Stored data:
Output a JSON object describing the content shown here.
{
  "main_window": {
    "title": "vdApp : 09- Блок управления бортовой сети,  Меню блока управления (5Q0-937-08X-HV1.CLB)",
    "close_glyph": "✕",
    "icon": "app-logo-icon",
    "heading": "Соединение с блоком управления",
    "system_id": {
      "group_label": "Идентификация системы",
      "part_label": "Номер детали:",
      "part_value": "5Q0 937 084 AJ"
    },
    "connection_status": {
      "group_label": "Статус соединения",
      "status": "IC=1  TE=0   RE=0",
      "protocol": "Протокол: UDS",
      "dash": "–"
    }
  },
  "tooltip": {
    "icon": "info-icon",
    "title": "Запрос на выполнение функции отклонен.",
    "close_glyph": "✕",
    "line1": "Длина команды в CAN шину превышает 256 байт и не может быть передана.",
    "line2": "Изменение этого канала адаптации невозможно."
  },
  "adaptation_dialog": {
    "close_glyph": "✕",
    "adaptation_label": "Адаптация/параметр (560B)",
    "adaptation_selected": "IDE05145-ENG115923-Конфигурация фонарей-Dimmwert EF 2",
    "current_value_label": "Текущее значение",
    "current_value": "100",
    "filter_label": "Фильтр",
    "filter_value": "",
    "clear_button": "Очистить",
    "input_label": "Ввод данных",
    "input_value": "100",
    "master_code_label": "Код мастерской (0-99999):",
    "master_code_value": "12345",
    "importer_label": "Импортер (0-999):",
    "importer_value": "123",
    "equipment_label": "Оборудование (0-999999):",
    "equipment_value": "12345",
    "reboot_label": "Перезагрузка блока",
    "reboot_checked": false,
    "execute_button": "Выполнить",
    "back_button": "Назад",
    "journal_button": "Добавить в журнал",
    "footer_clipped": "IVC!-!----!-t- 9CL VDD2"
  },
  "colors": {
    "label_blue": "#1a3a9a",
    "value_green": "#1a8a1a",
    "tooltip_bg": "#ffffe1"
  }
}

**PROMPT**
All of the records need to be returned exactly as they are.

**ANSWER SECTION**
Output a JSON object describing the content shown here.
{
  "main_window": {
    "title": "vdApp : 09- Блок управления бортовой сети,  Меню блока управления (5Q0-937-08X-HV1.CLB)",
    "close_glyph": "✕",
    "icon": "app-logo-icon",
    "heading": "Соединение с блоком управления",
    "system_id": {
      "group_label": "Идентификация системы",
      "part_label": "Номер детали:",
      "part_value": "5Q0 937 084 AJ"
    },
    "connection_status": {
      "group_label": "Статус соединения",
      "status": "IC=1  TE=0   RE=0",
      "protocol": "Протокол: UDS",
      "dash": "–"
    }
  },
  "tooltip": {
    "icon": "info-icon",
    "title": "Запрос на выполнение функции отклонен.",
    "close_glyph": "✕",
    "line1": "Длина команды в CAN шину превышает 256 байт и не может быть передана.",
    "line2": "Изменение этого канала адаптации невозможно."
  },
  "adaptation_dialog": {
    "close_glyph": "✕",
    "adaptation_label": "Адаптация/параметр (560B)",
    "adaptation_selected": "IDE05145-ENG115923-Конфигурация фонарей-Dimmwert EF 2",
    "current_value_label": "Текущее значение",
    "current_value": "100",
    "filter_label": "Фильтр",
    "filter_value": "",
    "clear_button": "Очистить",
    "input_label": "Ввод данных",
    "input_value": "100",
    "master_code_label": "Код мастерской (0-99999):",
    "master_code_value": "12345",
    "importer_label": "Импортер (0-999):",
    "importer_value": "123",
    "equipment_label": "Оборудование (0-999999):",
    "equipment_value": "12345",
    "reboot_label": "Перезагрузка блока",
    "reboot_checked": false,
    "execute_button": "Выполнить",
    "back_button": "Назад",
    "journal_button": "Добавить в журнал",
    "footer_clipped": "IVC!-!----!-t- 9CL VDD2"
  },
  "colors": {
    "label_blue": "#1a3a9a",
    "value_green": "#1a8a1a",
    "tooltip_bg": "#ffffe1"
  }
}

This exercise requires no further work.